GOAL OF THE EXERCISE -> Could you copy every line in the listing below that has the word "Condomínio"?

MATERIAL TO PROCESS ->
============================================================

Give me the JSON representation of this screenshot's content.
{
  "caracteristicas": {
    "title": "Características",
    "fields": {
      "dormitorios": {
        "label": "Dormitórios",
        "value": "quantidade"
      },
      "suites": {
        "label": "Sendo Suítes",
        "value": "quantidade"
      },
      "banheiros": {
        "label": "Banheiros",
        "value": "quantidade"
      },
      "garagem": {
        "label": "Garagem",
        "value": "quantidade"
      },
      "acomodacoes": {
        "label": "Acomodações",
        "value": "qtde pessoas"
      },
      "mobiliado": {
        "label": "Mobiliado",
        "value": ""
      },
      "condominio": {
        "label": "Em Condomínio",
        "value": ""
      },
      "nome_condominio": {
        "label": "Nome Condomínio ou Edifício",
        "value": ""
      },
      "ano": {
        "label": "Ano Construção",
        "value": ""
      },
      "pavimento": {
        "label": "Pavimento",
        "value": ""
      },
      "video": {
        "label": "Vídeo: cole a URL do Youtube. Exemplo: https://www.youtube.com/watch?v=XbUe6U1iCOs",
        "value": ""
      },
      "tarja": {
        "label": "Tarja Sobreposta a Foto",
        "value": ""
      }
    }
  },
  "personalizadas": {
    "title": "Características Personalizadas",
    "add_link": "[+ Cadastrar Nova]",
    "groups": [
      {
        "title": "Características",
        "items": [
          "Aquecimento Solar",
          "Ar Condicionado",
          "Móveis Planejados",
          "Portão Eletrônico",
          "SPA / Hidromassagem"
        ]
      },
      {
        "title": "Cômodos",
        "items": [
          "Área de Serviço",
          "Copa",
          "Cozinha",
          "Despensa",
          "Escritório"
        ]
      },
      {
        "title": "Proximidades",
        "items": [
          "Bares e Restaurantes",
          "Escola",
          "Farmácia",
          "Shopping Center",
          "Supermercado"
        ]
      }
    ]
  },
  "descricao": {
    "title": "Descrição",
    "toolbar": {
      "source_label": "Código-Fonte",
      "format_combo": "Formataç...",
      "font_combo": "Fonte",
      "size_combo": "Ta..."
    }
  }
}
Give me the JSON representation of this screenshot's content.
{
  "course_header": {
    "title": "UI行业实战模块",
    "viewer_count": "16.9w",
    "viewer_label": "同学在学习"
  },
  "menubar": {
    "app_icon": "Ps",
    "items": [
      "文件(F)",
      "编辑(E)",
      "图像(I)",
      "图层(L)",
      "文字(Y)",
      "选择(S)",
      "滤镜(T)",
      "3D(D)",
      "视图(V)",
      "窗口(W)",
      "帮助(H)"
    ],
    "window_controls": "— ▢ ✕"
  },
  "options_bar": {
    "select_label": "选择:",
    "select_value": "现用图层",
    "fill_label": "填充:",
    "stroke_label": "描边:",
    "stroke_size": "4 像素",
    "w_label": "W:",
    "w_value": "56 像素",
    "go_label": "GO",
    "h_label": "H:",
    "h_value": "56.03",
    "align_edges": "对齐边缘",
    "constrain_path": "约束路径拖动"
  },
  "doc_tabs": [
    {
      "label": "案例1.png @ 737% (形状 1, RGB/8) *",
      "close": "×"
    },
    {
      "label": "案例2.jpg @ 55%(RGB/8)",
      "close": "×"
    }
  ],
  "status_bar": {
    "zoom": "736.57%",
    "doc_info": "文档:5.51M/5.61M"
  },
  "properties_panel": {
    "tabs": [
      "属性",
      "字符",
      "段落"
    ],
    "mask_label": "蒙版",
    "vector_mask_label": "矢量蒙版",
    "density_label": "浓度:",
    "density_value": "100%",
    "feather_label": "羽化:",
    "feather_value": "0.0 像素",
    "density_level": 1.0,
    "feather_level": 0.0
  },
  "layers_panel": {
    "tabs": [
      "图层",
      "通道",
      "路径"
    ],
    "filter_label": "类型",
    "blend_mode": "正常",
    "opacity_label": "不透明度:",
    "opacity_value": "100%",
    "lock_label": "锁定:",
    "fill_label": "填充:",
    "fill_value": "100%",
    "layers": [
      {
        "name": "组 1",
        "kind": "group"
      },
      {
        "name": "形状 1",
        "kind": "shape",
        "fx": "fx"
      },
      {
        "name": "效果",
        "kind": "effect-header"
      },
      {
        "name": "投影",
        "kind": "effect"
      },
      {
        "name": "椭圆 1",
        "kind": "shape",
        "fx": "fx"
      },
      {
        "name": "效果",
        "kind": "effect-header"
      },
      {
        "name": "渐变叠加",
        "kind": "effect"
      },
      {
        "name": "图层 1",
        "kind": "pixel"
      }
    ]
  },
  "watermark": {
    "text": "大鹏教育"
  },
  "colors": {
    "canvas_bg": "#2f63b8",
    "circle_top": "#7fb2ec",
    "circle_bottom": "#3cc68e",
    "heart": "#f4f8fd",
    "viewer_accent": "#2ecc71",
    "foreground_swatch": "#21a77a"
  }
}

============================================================

WRITTEN RESPONSE ->
        "label": "Em Condomínio",
        "label": "Nome Condomínio ou Edifício",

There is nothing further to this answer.